New Delhi: A copy of the Citizenship (Amendment) Bill, 2019, which seeks to grant citizenship to religious minorities from Pakistan, Bangladesh and Afghanistan, was Friday distributed among the members of Parliament for them to study. The bill will be tabled in the Lok Sabha next week.
The new legislation aims to grant citizenship to Hindus, Sikhs, Buddhists, Parsis, Jains and Christians from Afghanistan, Pakistan and Bangladesh who sought shelter in India following religious persecution. Those seeking citizenship will have to prove that they entered India on or before 31 December 2014.
The Union cabinet had Wednesday cleared CAB after a series of consultations led by Home Minister Amit Shah with chief ministers of the Northeastern states, along with representatives of student bodies, civil society and political leaders from the region.
Shah had asserted that the legislation was tweaked so that states where the Inner Line Permit (ILP) is applicable, and tribal areas of Assam, Meghalaya, Tripura and Mizoram that are notified under the Sixth Schedule of the Constitution would be kept out of its purview.
Barring the Central Young Mizo Association that claims to have no issues with the tweaked bill, various other Northeastern groups have offered a mixed response to the new provisions.
Here is a look at the Constitution’s Sixth Schedule and what does its exemption from CAB mean for the tribal areas.
What is the Sixth Schedule
The Sixth Schedule consists of provisions for the administration of tribal areas in Assam, Meghalaya, Tripura and Mizoram, according to Article 244 of the Indian Constitution.
Passed by the Constituent Assembly in 1949, it seeks to safeguard the rights of tribal population through the formation of Autonomous District Councils (ADC). ADCs are bodies representing a district to which the Constitution has given varying degrees of autonomy within the state legislature.
The governors of these states are empowered to reorganise boundaries of the tribal areas. In simpler terms, she or he can choose to include or exclude any area, increase or decrease the boundaries and unite two or more autonomous districts into one.
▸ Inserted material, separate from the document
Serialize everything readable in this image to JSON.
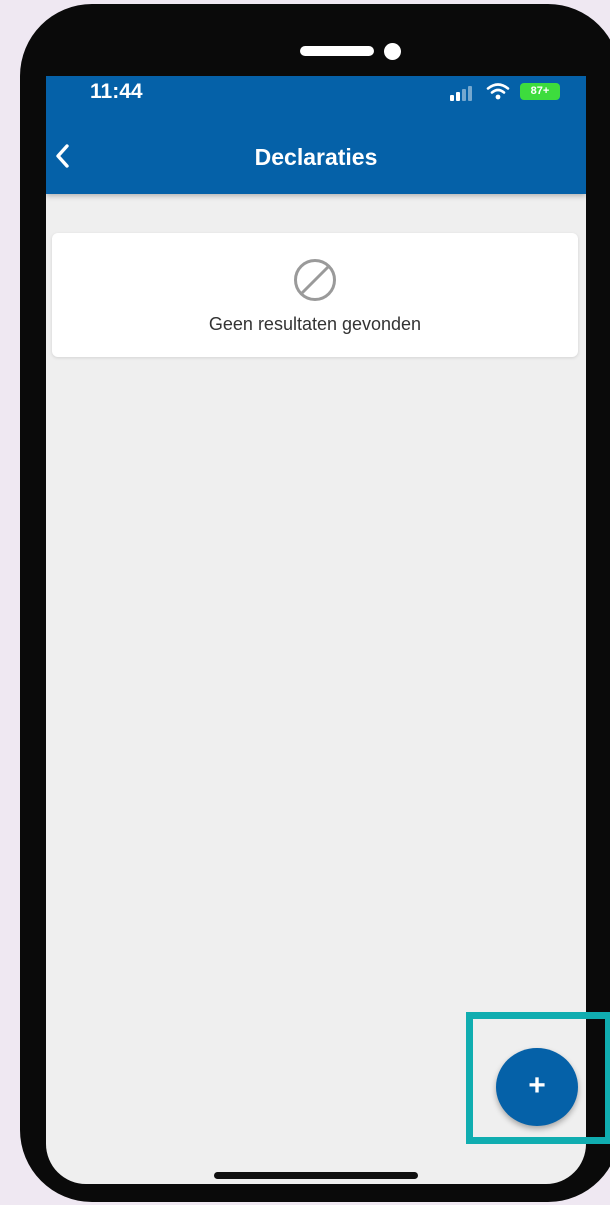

They can also alter or change the names of autonomous regions without a separate legislation.
Autonomous districts and regional councils
Along with ADCs, the Sixth Schedule also provides for separate Regional Councils for each area constituted as an autonomous region. In all, there are 10 areas in the Northeast that are registered as autonomous districts – three in Assam, Meghalaya and Mizoram and one in Tripura. These regions are named as district council of (name of district) and regional council of (name of region).
Each autonomous district and regional council consists of not more than 30 members, of which four are nominated by the governor and the rest via elections. All of them remain in power for a term of five years.
The Bodoland Territorial Council, however, is an exception as it can constitute up to 46 members out of which 40 are elected. Of these 40 seats, 35 are reserved for the Scheduled Tribes and non-tribal communities, five are unreserved and the rest six are nominated by the governor from unrepresented communities of the Bodoland Territorial Areas District (BTAD).
ADCs empowered with civil and judicial powers
The ADCs are empowered with civil and judicial powers, can constitute village courts within their jurisdiction to hear trial of cases involving the tribes. Governors of states that fall under the Sixth Schedule specifies the jurisdiction of high courts for each of these cases.
The councils are also empowered to make legislative laws on matters like land, forests, fisheries, social security, entertainment, public health, etc. with due approval from the governor. The roles of the central and state governments are restricted from the territorial jurisdiction of these autonomous regions.
Also, Acts passed by Parliament and state legislatures may or may not be levied in these regions unless the President and the governor gives her or his approval, with or without modifications in the laws for the autonomous regions.
What CAB exemption means for 6th Schedule areas
The tweaked CAB states that areas under the Sixth Schedule are exempted from its purview, which means non-Muslim refugees from the three countries who are granted Indian citizenship will not have any land or trading rights in the autonomous regions.
If the bill is passed in both Houses of Parliament with all the provisions of exemption, the Sixth Schedule will play the primary role in these regions for safeguarding the rights of tribal population and preventing influx.
This essentially means the refugees can neither reside or settle in the 10 autonomous districts, nor enjoy benefits extended to the tribals, even if they are provided with Indian citizenship. Further, the laws made by ADCs with the powers bestowed upon them by the Sixth Schedule will not be scrapped by the CAB.
(Edited by Myithili Hazarika)